ASSIGNED TASK →
When you copy the listing, skip the images and return each line verbatim.

GIVEN RECORDS →
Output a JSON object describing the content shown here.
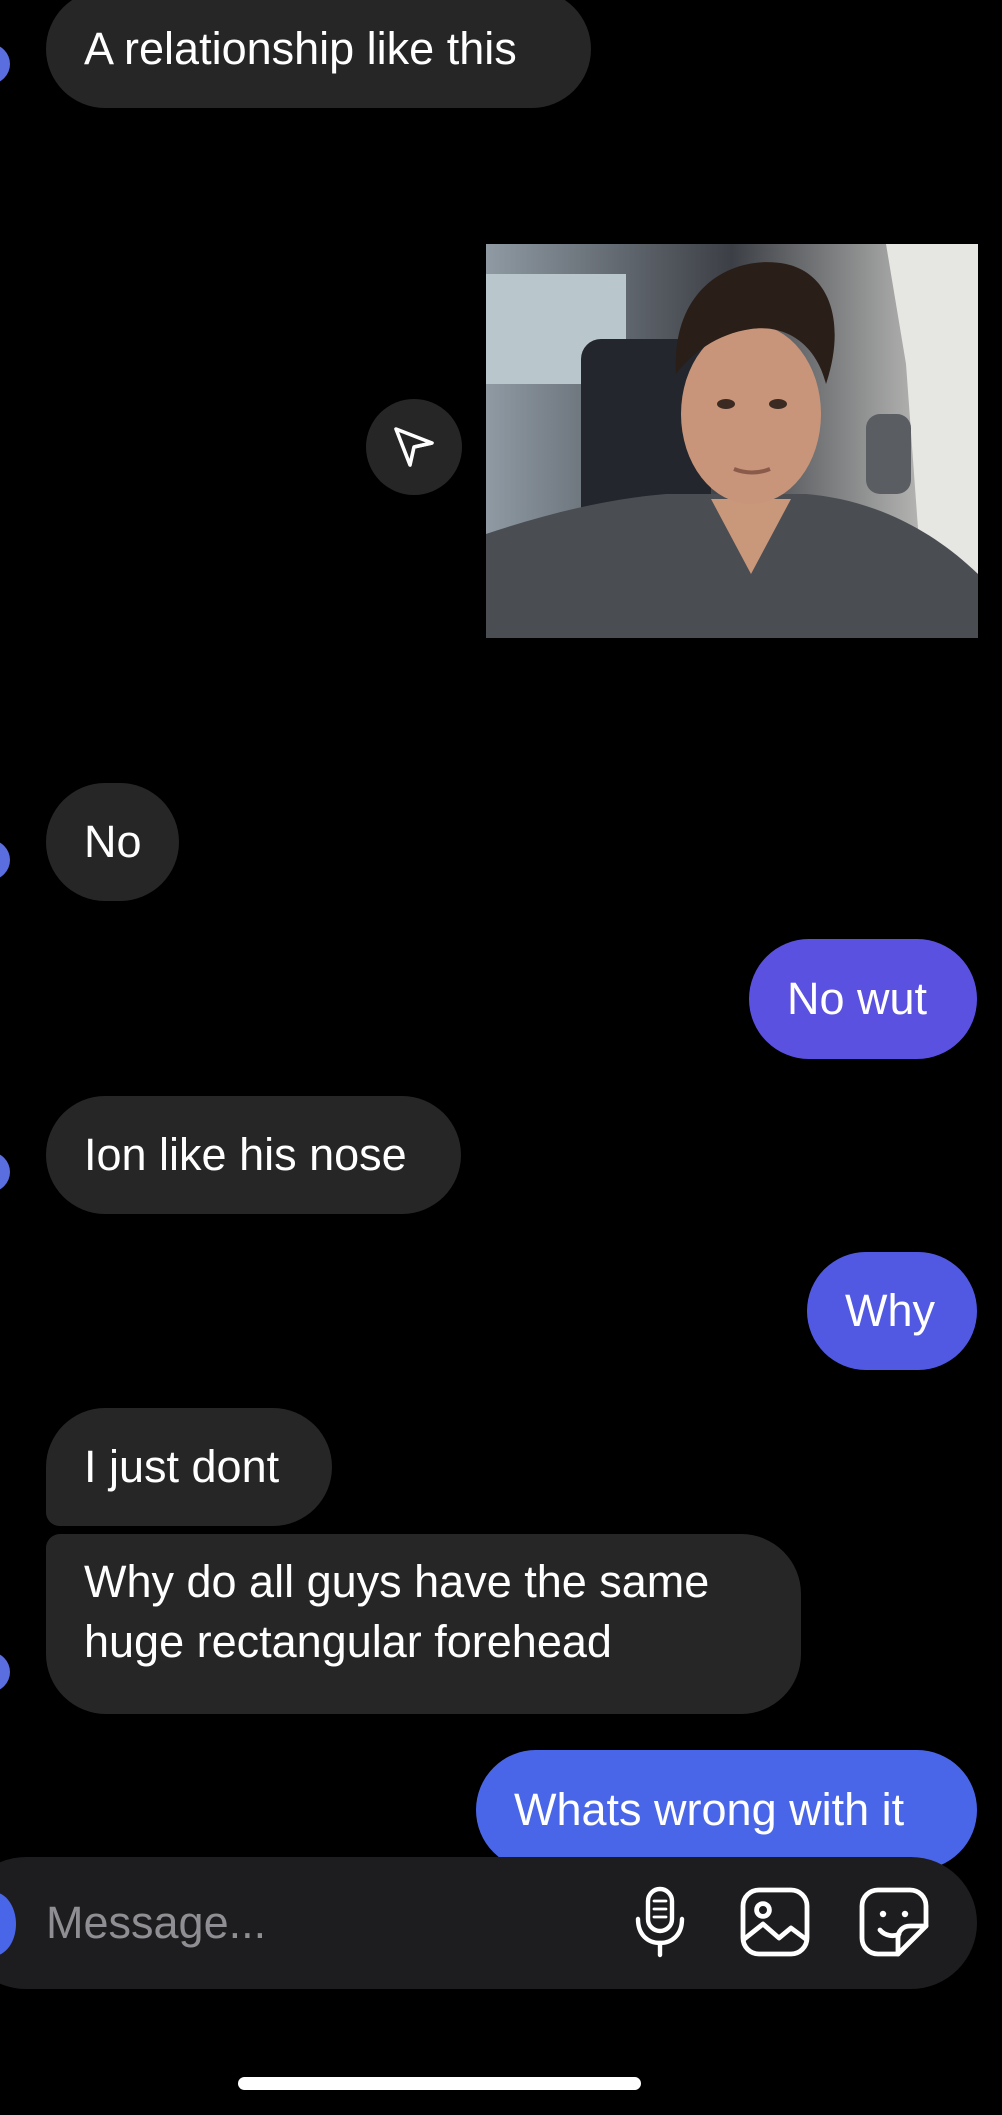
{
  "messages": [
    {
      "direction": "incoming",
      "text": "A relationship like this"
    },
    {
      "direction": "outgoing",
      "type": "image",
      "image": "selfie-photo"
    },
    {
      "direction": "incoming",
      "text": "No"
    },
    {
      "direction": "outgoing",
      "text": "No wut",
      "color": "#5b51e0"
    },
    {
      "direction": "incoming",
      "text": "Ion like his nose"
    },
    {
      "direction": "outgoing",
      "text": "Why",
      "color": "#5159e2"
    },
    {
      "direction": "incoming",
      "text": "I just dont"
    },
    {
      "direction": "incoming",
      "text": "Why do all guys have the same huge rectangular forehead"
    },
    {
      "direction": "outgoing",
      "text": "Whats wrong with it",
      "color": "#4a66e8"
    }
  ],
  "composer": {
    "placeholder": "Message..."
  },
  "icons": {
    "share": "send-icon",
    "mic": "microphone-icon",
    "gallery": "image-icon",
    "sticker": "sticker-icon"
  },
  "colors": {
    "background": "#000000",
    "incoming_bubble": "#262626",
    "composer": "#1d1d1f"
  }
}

OUTPUT OF THE EXERCISE →
Output a JSON object describing the content shown here.
{
  "messages": [
    {
      "direction": "incoming",
      "text": "A relationship like this"
    },
    {
      "direction": "outgoing",
      "type": "image",
      "image": "selfie-photo"
    },
    {
      "direction": "incoming",
      "text": "No"
    },
    {
      "direction": "outgoing",
      "text": "No wut",
      "color": "#5b51e0"
    },
    {
      "direction": "incoming",
      "text": "Ion like his nose"
    },
    {
      "direction": "outgoing",
      "text": "Why",
      "color": "#5159e2"
    },
    {
      "direction": "incoming",
      "text": "I just dont"
    },
    {
      "direction": "incoming",
      "text": "Why do all guys have the same huge rectangular forehead"
    },
    {
      "direction": "outgoing",
      "text": "Whats wrong with it",
      "color": "#4a66e8"
    }
  ],
  "composer": {
    "placeholder": "Message..."
  },
  "icons": {
    "share": "send-icon",
    "mic": "microphone-icon",
    "gallery": "image-icon",
    "sticker": "sticker-icon"
  },
  "colors": {
    "background": "#000000",
    "incoming_bubble": "#262626",
    "composer": "#1d1d1f"
  }
}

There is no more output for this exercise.